But isolation still weighs.  "All of my friends," Dad will say on regular occasion, "are dead."  There'll be times where Dad just sort of goes silent off in a corner, or at a window.  I'll find him in his chair, half asleep in the kitchen, midway through getting something.  Or we'll be on a video call with his doctor, and after sharing a few reminiscences about his younger days, then drift away.

For others at the same stage in life, those with less support, it can become a smothering shroud.  In the absence of mobility, and burdened with physical issues that make it hard to get out, with family far away and friends either dead or equally isolated, that isolation can be hard thing on a soul.

Last night, my folks ate dinner and together we watched Wheel of Fortune.  Dad was nodding off in his wheelchair, as he so often does.  The phone rang.  I got to the phone first, expecting it to be another in the endless stream of telemarketers and scammers that prey on the old.   Mom answers those calls, pretty much always.

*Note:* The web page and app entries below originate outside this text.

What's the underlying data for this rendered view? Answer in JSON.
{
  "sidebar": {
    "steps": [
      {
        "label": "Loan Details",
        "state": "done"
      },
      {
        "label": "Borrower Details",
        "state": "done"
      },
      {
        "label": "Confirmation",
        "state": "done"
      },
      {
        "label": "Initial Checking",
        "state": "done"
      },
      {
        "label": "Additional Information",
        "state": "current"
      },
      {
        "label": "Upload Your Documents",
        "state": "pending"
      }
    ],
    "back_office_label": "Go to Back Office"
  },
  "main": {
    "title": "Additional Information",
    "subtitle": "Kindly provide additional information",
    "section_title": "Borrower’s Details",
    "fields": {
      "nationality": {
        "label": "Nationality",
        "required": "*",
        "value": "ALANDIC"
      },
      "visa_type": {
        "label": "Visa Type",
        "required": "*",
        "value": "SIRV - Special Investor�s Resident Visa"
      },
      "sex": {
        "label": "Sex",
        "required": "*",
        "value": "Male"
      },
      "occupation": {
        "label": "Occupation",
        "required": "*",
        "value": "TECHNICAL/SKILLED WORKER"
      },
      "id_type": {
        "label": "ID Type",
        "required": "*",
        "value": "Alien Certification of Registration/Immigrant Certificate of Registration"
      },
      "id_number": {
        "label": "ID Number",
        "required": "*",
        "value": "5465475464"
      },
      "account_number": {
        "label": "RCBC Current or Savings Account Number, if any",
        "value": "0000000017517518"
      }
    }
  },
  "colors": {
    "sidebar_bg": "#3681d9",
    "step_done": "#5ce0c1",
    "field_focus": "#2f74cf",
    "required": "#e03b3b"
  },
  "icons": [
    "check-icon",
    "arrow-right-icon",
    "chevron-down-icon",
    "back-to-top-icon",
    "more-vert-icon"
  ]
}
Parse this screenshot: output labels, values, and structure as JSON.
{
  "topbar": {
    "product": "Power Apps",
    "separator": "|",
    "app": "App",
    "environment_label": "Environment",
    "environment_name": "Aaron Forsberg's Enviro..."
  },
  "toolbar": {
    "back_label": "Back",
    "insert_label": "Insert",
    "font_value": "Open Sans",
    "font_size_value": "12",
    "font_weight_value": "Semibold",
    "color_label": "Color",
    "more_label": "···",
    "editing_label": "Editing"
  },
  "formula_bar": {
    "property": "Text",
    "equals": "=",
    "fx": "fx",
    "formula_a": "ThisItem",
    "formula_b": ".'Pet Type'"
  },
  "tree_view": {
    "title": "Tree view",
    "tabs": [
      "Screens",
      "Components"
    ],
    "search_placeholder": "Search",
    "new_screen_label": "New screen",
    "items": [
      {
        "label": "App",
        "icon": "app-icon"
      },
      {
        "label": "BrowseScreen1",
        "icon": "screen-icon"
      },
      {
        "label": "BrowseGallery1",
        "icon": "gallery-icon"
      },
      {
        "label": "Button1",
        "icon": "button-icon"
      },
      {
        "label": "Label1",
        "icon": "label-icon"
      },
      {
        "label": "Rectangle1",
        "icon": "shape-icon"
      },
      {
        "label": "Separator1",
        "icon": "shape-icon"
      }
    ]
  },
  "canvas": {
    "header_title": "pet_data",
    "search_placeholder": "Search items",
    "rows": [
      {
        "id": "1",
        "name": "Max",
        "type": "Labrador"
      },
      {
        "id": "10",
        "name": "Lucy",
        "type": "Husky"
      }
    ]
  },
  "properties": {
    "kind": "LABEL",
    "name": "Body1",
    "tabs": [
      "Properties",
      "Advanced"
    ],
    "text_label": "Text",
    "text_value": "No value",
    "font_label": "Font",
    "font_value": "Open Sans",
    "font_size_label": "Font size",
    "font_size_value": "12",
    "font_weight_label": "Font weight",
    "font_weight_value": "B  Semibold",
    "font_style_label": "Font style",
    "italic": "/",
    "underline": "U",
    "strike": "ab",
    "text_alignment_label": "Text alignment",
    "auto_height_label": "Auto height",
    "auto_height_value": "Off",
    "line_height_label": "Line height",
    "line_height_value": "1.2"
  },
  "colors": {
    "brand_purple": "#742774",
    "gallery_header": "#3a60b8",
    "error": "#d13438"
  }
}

I recognized the name on the Caller ID.  It was someone from their church, the church where I grew up.  It was a member of the choir, someone who'd sung with Dad back when he could make it in for choir rehearsals.  "Oh, it's E," Mom said.  "Here, talk to E."  And the phone went to Dad.  Dad perked up, stirred out of the Wheel of Torpor by a familiar name.  Dad put it on speakerphone, because for some reason it's always on speakerphone, and they chatted about an upcoming choir event.  They discussed the possibility of Dad getting to church, and ways the choir could make it happen.  Dad told a joke or two, and I could hear the choir member's wife laugh in the background.

It was a pleasant interlude, and a place of human connection, and a reminder of the vitality of the fellowship that rises from Christian community.  As our population ages, those ties that bind will become all the more essential.